■ ENTRIES SHOWN:
·····

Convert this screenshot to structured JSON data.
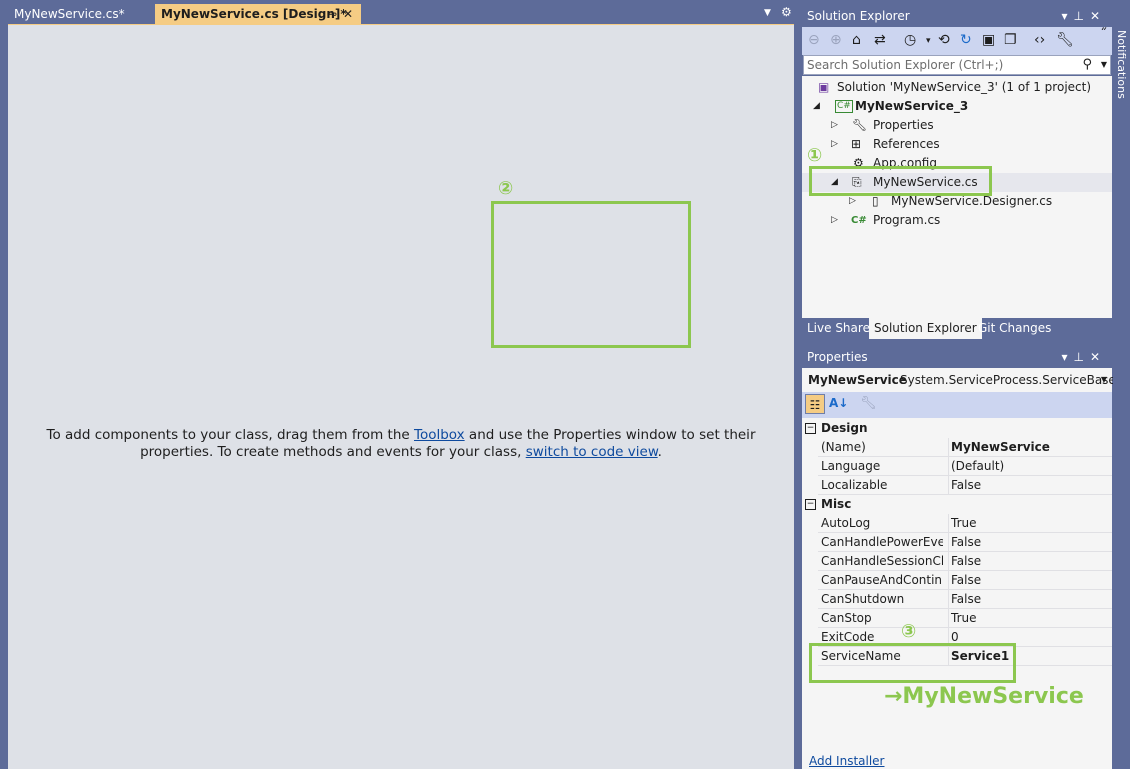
{
  "tabs": {
    "tab1": "MyNewService.cs*",
    "tab2": "MyNewService.cs [Design]*",
    "pin_glyph": "⊸",
    "close_glyph": "✕"
  },
  "designer": {
    "message_part1": "To add components to your class, drag them from the ",
    "toolbox_link": "Toolbox",
    "message_part2": " and use the Properties window to set their properties. To create methods and events for your class, ",
    "code_view_link": "switch to code view",
    "message_part3": "."
  },
  "solution_explorer": {
    "title": "Solution Explorer",
    "search_placeholder": "Search Solution Explorer (Ctrl+;)",
    "tree": {
      "solution": "Solution 'MyNewService_3' (1 of 1 project)",
      "project": "MyNewService_3",
      "properties": "Properties",
      "references": "References",
      "app_config": "App.config",
      "mynewservice": "MyNewService.cs",
      "designer": "MyNewService.Designer.cs",
      "program": "Program.cs"
    },
    "bottom_tabs": [
      "Live Share",
      "Solution Explorer",
      "Git Changes"
    ]
  },
  "properties": {
    "title": "Properties",
    "object_name": "MyNewService",
    "object_type": "System.ServiceProcess.ServiceBase",
    "categories": {
      "design": "Design",
      "misc": "Misc"
    },
    "design_rows": [
      {
        "name": "(Name)",
        "value": "MyNewService"
      },
      {
        "name": "Language",
        "value": "(Default)"
      },
      {
        "name": "Localizable",
        "value": "False"
      }
    ],
    "misc_rows": [
      {
        "name": "AutoLog",
        "value": "True"
      },
      {
        "name": "CanHandlePowerEvent",
        "value": "False"
      },
      {
        "name": "CanHandleSessionChangeEvent",
        "value": "False"
      },
      {
        "name": "CanPauseAndContinue",
        "value": "False"
      },
      {
        "name": "CanShutdown",
        "value": "False"
      },
      {
        "name": "CanStop",
        "value": "True"
      },
      {
        "name": "ExitCode",
        "value": "0"
      },
      {
        "name": "ServiceName",
        "value": "Service1"
      }
    ],
    "add_installer": "Add Installer"
  },
  "annotations": {
    "marker1": "①",
    "marker2": "②",
    "marker3": "③",
    "arrow_text": "→MyNewService"
  },
  "side": {
    "notifications": "Notifications"
  }
}
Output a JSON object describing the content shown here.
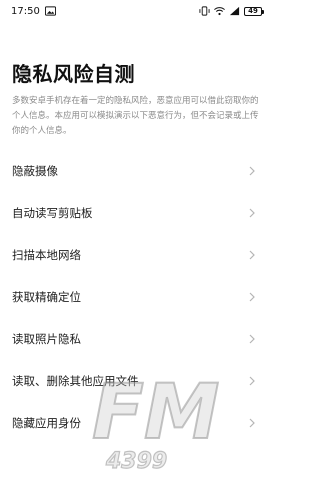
{
  "status_bar": {
    "time": "17:50",
    "icons": [
      "image-icon",
      "vibrate-icon",
      "wifi-icon",
      "signal-icon"
    ],
    "battery": "49"
  },
  "page": {
    "title": "隐私风险自测",
    "description": "多数安卓手机存在着一定的隐私风险，恶意应用可以借此窃取你的个人信息。本应用可以模拟演示以下恶意行为，但不会记录或上传你的个人信息。"
  },
  "items": [
    {
      "label": "隐蔽摄像"
    },
    {
      "label": "自动读写剪贴板"
    },
    {
      "label": "扫描本地网络"
    },
    {
      "label": "获取精确定位"
    },
    {
      "label": "读取照片隐私"
    },
    {
      "label": "读取、删除其他应用文件"
    },
    {
      "label": "隐藏应用身份"
    }
  ],
  "watermark": {
    "brand": "FM",
    "number": "4399"
  },
  "colors": {
    "title": "#111111",
    "description": "#8a8a8a",
    "chevron": "#b5b5b5",
    "watermark": "#d6d6d6"
  }
}
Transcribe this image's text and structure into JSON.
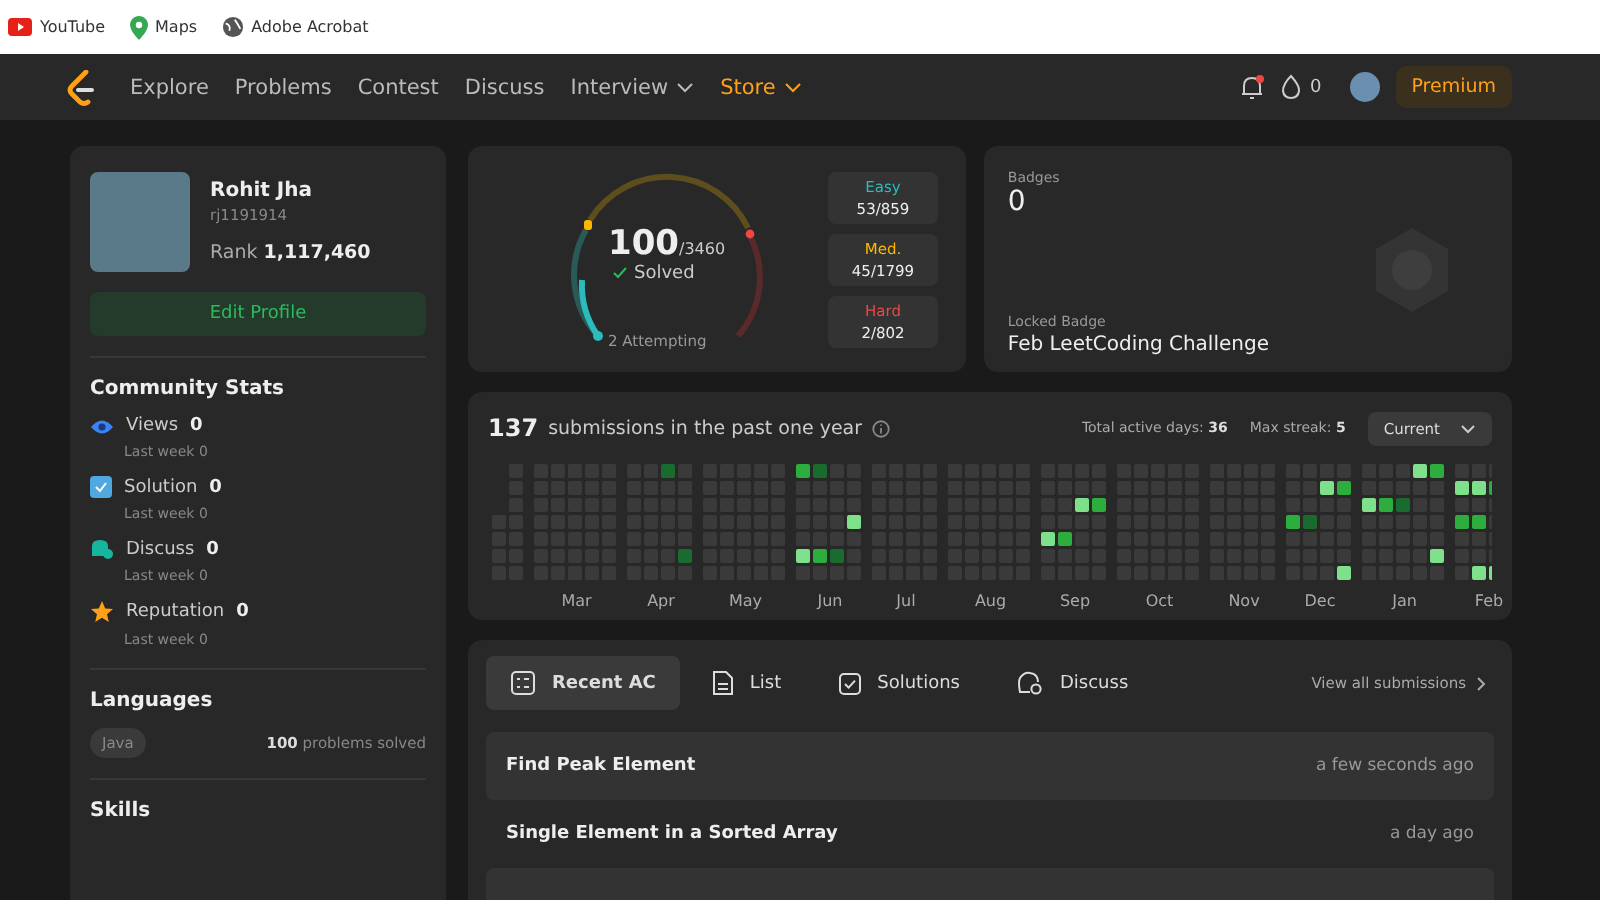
{
  "bookmarks": [
    {
      "label": "YouTube",
      "kind": "youtube"
    },
    {
      "label": "Maps",
      "kind": "maps"
    },
    {
      "label": "Adobe Acrobat",
      "kind": "globe"
    }
  ],
  "nav": {
    "items": [
      {
        "label": "Explore",
        "dropdown": false,
        "highlighted": false
      },
      {
        "label": "Problems",
        "dropdown": false,
        "highlighted": false
      },
      {
        "label": "Contest",
        "dropdown": false,
        "highlighted": false
      },
      {
        "label": "Discuss",
        "dropdown": false,
        "highlighted": false
      },
      {
        "label": "Interview",
        "dropdown": true,
        "highlighted": false
      },
      {
        "label": "Store",
        "dropdown": true,
        "highlighted": true
      }
    ],
    "coins": "0",
    "premium": "Premium"
  },
  "profile": {
    "name": "Rohit Jha",
    "username": "rj1191914",
    "rank_label": "Rank",
    "rank": "1,117,460",
    "edit_button": "Edit Profile"
  },
  "community_stats": {
    "title": "Community Stats",
    "items": [
      {
        "kind": "views",
        "label": "Views",
        "value": "0",
        "sub_label": "Last week",
        "sub_value": "0"
      },
      {
        "kind": "solution",
        "label": "Solution",
        "value": "0",
        "sub_label": "Last week",
        "sub_value": "0"
      },
      {
        "kind": "discuss",
        "label": "Discuss",
        "value": "0",
        "sub_label": "Last week",
        "sub_value": "0"
      },
      {
        "kind": "reputation",
        "label": "Reputation",
        "value": "0",
        "sub_label": "Last week",
        "sub_value": "0"
      }
    ]
  },
  "languages": {
    "title": "Languages",
    "items": [
      {
        "tag": "Java",
        "count": "100",
        "suffix": "problems solved"
      }
    ]
  },
  "skills": {
    "title": "Skills"
  },
  "solved": {
    "total": "100",
    "out_of": "/3460",
    "label": "Solved",
    "attempting": "2 Attempting",
    "difficulties": [
      {
        "kind": "easy",
        "label": "Easy",
        "value": "53/859"
      },
      {
        "kind": "medium",
        "label": "Med.",
        "value": "45/1799"
      },
      {
        "kind": "hard",
        "label": "Hard",
        "value": "2/802"
      }
    ]
  },
  "badges": {
    "title": "Badges",
    "count": "0",
    "locked_label": "Locked Badge",
    "locked_name": "Feb LeetCoding Challenge"
  },
  "submissions": {
    "count": "137",
    "text": "submissions in the past one year",
    "active_label": "Total active days:",
    "active": "36",
    "streak_label": "Max streak:",
    "streak": "5",
    "select": "Current",
    "months": [
      "Mar",
      "Apr",
      "May",
      "Jun",
      "Jul",
      "Aug",
      "Sep",
      "Oct",
      "Nov",
      "Dec",
      "Jan",
      "Feb"
    ]
  },
  "activity": {
    "tabs": [
      {
        "label": "Recent AC",
        "kind": "recent",
        "selected": true
      },
      {
        "label": "List",
        "kind": "list",
        "selected": false
      },
      {
        "label": "Solutions",
        "kind": "solutions",
        "selected": false
      },
      {
        "label": "Discuss",
        "kind": "discuss",
        "selected": false
      }
    ],
    "view_all": "View all submissions",
    "rows": [
      {
        "title": "Find Peak Element",
        "time": "a few seconds ago"
      },
      {
        "title": "Single Element in a Sorted Array",
        "time": "a day ago"
      }
    ]
  }
}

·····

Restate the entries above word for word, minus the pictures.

Convert this screenshot to structured JSON data.
{
  "tabs": {
    "tab1": "MyNewService.cs*",
    "tab2": "MyNewService.cs [Design]*",
    "pin_glyph": "⊸",
    "close_glyph": "✕"
  },
  "designer": {
    "message_part1": "To add components to your class, drag them from the ",
    "toolbox_link": "Toolbox",
    "message_part2": " and use the Properties window to set their properties. To create methods and events for your class, ",
    "code_view_link": "switch to code view",
    "message_part3": "."
  },
  "solution_explorer": {
    "title": "Solution Explorer",
    "search_placeholder": "Search Solution Explorer (Ctrl+;)",
    "tree": {
      "solution": "Solution 'MyNewService_3' (1 of 1 project)",
      "project": "MyNewService_3",
      "properties": "Properties",
      "references": "References",
      "app_config": "App.config",
      "mynewservice": "MyNewService.cs",
      "designer": "MyNewService.Designer.cs",
      "program": "Program.cs"
    },
    "bottom_tabs": [
      "Live Share",
      "Solution Explorer",
      "Git Changes"
    ]
  },
  "properties": {
    "title": "Properties",
    "object_name": "MyNewService",
    "object_type": "System.ServiceProcess.ServiceBase",
    "categories": {
      "design": "Design",
      "misc": "Misc"
    },
    "design_rows": [
      {
        "name": "(Name)",
        "value": "MyNewService"
      },
      {
        "name": "Language",
        "value": "(Default)"
      },
      {
        "name": "Localizable",
        "value": "False"
      }
    ],
    "misc_rows": [
      {
        "name": "AutoLog",
        "value": "True"
      },
      {
        "name": "CanHandlePowerEvent",
        "value": "False"
      },
      {
        "name": "CanHandleSessionChangeEvent",
        "value": "False"
      },
      {
        "name": "CanPauseAndContinue",
        "value": "False"
      },
      {
        "name": "CanShutdown",
        "value": "False"
      },
      {
        "name": "CanStop",
        "value": "True"
      },
      {
        "name": "ExitCode",
        "value": "0"
      },
      {
        "name": "ServiceName",
        "value": "Service1"
      }
    ],
    "add_installer": "Add Installer"
  },
  "annotations": {
    "marker1": "①",
    "marker2": "②",
    "marker3": "③",
    "arrow_text": "→MyNewService"
  },
  "side": {
    "notifications": "Notifications"
  }
}
Output a JSON object describing the content shown here.
{
  "status_bar": {
    "time": "17:50",
    "icons": [
      "image-icon",
      "vibrate-icon",
      "wifi-icon",
      "signal-icon"
    ],
    "battery": "49"
  },
  "page": {
    "title": "隐私风险自测",
    "description": "多数安卓手机存在着一定的隐私风险，恶意应用可以借此窃取你的个人信息。本应用可以模拟演示以下恶意行为，但不会记录或上传你的个人信息。"
  },
  "items": [
    {
      "label": "隐蔽摄像"
    },
    {
      "label": "自动读写剪贴板"
    },
    {
      "label": "扫描本地网络"
    },
    {
      "label": "获取精确定位"
    },
    {
      "label": "读取照片隐私"
    },
    {
      "label": "读取、删除其他应用文件"
    },
    {
      "label": "隐藏应用身份"
    }
  ],
  "watermark": {
    "brand": "FM",
    "number": "4399"
  },
  "colors": {
    "title": "#111111",
    "description": "#8a8a8a",
    "chevron": "#b5b5b5",
    "watermark": "#d6d6d6"
  }
}
Transcribe this image's text and structure into JSON.
{
  "bookmarks": [
    {
      "label": "YouTube",
      "kind": "youtube"
    },
    {
      "label": "Maps",
      "kind": "maps"
    },
    {
      "label": "Adobe Acrobat",
      "kind": "globe"
    }
  ],
  "nav": {
    "items": [
      {
        "label": "Explore",
        "dropdown": false,
        "highlighted": false
      },
      {
        "label": "Problems",
        "dropdown": false,
        "highlighted": false
      },
      {
        "label": "Contest",
        "dropdown": false,
        "highlighted": false
      },
      {
        "label": "Discuss",
        "dropdown": false,
        "highlighted": false
      },
      {
        "label": "Interview",
        "dropdown": true,
        "highlighted": false
      },
      {
        "label": "Store",
        "dropdown": true,
        "highlighted": true
      }
    ],
    "coins": "0",
    "premium": "Premium"
  },
  "profile": {
    "name": "Rohit Jha",
    "username": "rj1191914",
    "rank_label": "Rank",
    "rank": "1,117,460",
    "edit_button": "Edit Profile"
  },
  "community_stats": {
    "title": "Community Stats",
    "items": [
      {
        "kind": "views",
        "label": "Views",
        "value": "0",
        "sub_label": "Last week",
        "sub_value": "0"
      },
      {
        "kind": "solution",
        "label": "Solution",
        "value": "0",
        "sub_label": "Last week",
        "sub_value": "0"
      },
      {
        "kind": "discuss",
        "label": "Discuss",
        "value": "0",
        "sub_label": "Last week",
        "sub_value": "0"
      },
      {
        "kind": "reputation",
        "label": "Reputation",
        "value": "0",
        "sub_label": "Last week",
        "sub_value": "0"
      }
    ]
  },
  "languages": {
    "title": "Languages",
    "items": [
      {
        "tag": "Java",
        "count": "100",
        "suffix": "problems solved"
      }
    ]
  },
  "skills": {
    "title": "Skills"
  },
  "solved": {
    "total": "100",
    "out_of": "/3460",
    "label": "Solved",
    "attempting": "2 Attempting",
    "difficulties": [
      {
        "kind": "easy",
        "label": "Easy",
        "value": "53/859"
      },
      {
        "kind": "medium",
        "label": "Med.",
        "value": "45/1799"
      },
      {
        "kind": "hard",
        "label": "Hard",
        "value": "2/802"
      }
    ]
  },
  "badges": {
    "title": "Badges",
    "count": "0",
    "locked_label": "Locked Badge",
    "locked_name": "Feb LeetCoding Challenge"
  },
  "submissions": {
    "count": "137",
    "text": "submissions in the past one year",
    "active_label": "Total active days:",
    "active": "36",
    "streak_label": "Max streak:",
    "streak": "5",
    "select": "Current",
    "months": [
      "Mar",
      "Apr",
      "May",
      "Jun",
      "Jul",
      "Aug",
      "Sep",
      "Oct",
      "Nov",
      "Dec",
      "Jan",
      "Feb"
    ]
  },
  "activity": {
    "tabs": [
      {
        "label": "Recent AC",
        "kind": "recent",
        "selected": true
      },
      {
        "label": "List",
        "kind": "list",
        "selected": false
      },
      {
        "label": "Solutions",
        "kind": "solutions",
        "selected": false
      },
      {
        "label": "Discuss",
        "kind": "discuss",
        "selected": false
      }
    ],
    "view_all": "View all submissions",
    "rows": [
      {
        "title": "Find Peak Element",
        "time": "a few seconds ago"
      },
      {
        "title": "Single Element in a Sorted Array",
        "time": "a day ago"
      }
    ]
  }
}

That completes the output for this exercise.